All around the world, countries have stormy seasons. The tropical countries have their monsoons, and non-tropical countries have their yearly winter storms. The layout of the planet, along with its various climates and weather systems, make it such that there is always a storm happening somewhere on Earth. The same phenomenon holds true for people. Life is found to be caught up in storms very often, either in some part of the mind or body. You are not yourself when you are in even a small storm. By their very nature, storms take you away from your centre, and you don’t know what to do. All your practices, concepts, ideas, and ideals fall apart during storms.
Your devotion, your love, all the beautiful things you cherish in your life simply seem to be missing, or meaningless. These things happen when you are under the influence of a big storm. And even when the storm has subsided, the very memory of it disturbs you even more. So what do you do when a storm appears overhead? Nothing appears to be helpful. When you sit and close your eyes to meditate, you see that the mind is all over the place. You feel as though you are in a burning furnace and you don’t know how to put out the flame. It’s like an oil well is burning inside you. The more effort you make to cool it down, put the fire out, the more the fire comes alive, and brings more restlessness and agitation.
Storms are minuscule when compared to the ocean of the Self. In the Ashtavakra Gita, King Janaka says, “Mayya Anantha Mahaambhodau: In the ocean of my Self, many such lives are arising and dissolving.” Janaka knows that all those whom he sees are part of him and that all the lives he sees are just his own form. I have taken so many forms, and in my own consciousness is acting this way in that mind, that way in that mind; in all these different minds different roles are being played, but it’s all me.” One wave arises, and another wave comes back and recedes into the ocean of the Self. By the nature of life, different minds continually springs up into this “person”. You temporarily become all these persons and personalities and life and lifestyles and dramas and soap operas. Imagine watching wrestling on television. Can you feel that both of the wrestlers are inside yourself? If you have ever acted in a drama or in theatre, you may have consciously experienced this. You may perform a monologue in two different acts, and act in completely opposite forms. In the first half you act as one person, and in the second, you act as another person who pushes all the buttons of the first person.
Like waves, these two people clash with each other. It’s in you, in your own nature, in your own form. Different waves arise, different beings arise, different souls arise. They rise, they clash with each other, they play and they dissolve to go back into you. These storms come into your life whether you like it or not. It lashes on you and pulls you out of your likes and dislikes. Every storm that has come into your life has widened your horizon, making you deep and more powerful. Every storm has destroyed some smallness or obstacle in you. The storms that rise in you never stay in you forever.

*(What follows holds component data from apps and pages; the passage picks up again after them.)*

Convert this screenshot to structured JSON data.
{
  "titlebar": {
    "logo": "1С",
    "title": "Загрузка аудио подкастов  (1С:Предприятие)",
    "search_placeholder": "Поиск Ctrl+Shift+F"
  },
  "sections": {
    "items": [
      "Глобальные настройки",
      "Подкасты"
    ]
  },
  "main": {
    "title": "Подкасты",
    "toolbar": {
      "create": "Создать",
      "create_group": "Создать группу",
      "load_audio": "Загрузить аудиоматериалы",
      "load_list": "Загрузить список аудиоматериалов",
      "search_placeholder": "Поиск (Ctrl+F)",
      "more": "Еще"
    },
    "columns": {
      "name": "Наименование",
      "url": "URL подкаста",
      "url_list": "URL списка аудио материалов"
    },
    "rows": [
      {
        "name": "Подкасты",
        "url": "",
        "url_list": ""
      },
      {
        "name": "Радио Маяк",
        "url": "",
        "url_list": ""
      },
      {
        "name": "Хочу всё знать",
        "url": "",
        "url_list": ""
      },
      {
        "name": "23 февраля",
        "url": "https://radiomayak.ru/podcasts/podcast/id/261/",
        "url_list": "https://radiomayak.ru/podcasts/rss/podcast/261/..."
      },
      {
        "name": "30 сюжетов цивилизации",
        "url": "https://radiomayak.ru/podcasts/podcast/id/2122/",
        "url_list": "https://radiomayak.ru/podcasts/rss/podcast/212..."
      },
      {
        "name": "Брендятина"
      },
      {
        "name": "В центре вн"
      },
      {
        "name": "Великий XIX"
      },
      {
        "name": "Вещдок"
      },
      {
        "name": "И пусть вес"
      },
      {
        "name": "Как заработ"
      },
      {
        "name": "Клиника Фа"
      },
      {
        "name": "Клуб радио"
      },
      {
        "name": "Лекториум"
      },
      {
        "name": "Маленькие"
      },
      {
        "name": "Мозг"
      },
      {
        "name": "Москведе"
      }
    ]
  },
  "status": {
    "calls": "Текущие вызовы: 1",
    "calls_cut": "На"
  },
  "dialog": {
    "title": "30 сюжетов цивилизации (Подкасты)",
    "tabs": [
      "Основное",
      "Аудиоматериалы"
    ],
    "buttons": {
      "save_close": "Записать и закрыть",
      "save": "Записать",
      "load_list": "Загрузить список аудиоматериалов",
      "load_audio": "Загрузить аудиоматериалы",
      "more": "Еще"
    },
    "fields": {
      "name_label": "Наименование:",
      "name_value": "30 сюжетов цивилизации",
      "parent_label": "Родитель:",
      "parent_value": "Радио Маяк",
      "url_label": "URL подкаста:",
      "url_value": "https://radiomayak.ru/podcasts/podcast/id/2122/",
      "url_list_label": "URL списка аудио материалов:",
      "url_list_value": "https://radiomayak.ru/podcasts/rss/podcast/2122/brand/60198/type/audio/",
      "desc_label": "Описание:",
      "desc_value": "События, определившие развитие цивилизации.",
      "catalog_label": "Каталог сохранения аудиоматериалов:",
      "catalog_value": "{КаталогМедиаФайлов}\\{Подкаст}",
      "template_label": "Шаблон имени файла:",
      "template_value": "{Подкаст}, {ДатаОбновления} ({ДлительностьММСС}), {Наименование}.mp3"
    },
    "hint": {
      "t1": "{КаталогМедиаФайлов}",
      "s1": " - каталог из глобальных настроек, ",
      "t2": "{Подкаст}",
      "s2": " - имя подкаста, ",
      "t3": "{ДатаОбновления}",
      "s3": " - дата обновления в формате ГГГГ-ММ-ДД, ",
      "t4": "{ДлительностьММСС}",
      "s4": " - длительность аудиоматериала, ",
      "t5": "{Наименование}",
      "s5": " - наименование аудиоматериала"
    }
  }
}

Every storm is a blessing. It cuts you, it destroys you, and it finishes you off while you cry. If you are knowledgeable, you don’t cry—you will laugh. Even though the event is the same in either case, you now laugh at it because you know that it is insignificant in the face of your true infinite nature. This is the role of knowledge. In knowledge, you smile and laugh at all events, including the most difficult ones. You grow out of the event with the power of knowledge. Even a drowning person can hold onto a straw. It’s like holding onto a life jacket, the knowledge in the storms.
Even the smallest life jacket can save you from drowning. Everybody in the world faces these crises. They manifest as personality clashes, relationship problems, worries about the future and whatnot. People feel insecure, and as the days pass by, they wonder what they’re doing with their life. They wonder whether they’re in the right place or not, or if they have the right people around them. These thoughts bring about all sorts of confusions, jealousies, anger, and hatred. But the person with the life jacket is saved and rises above this storm. He should put on the life jacket, blow it up, and keep it well prepared.
Gurudev Sri Sri Ravi Shankar is a humanitarian leader, spiritual teacher and an ambassador of peace.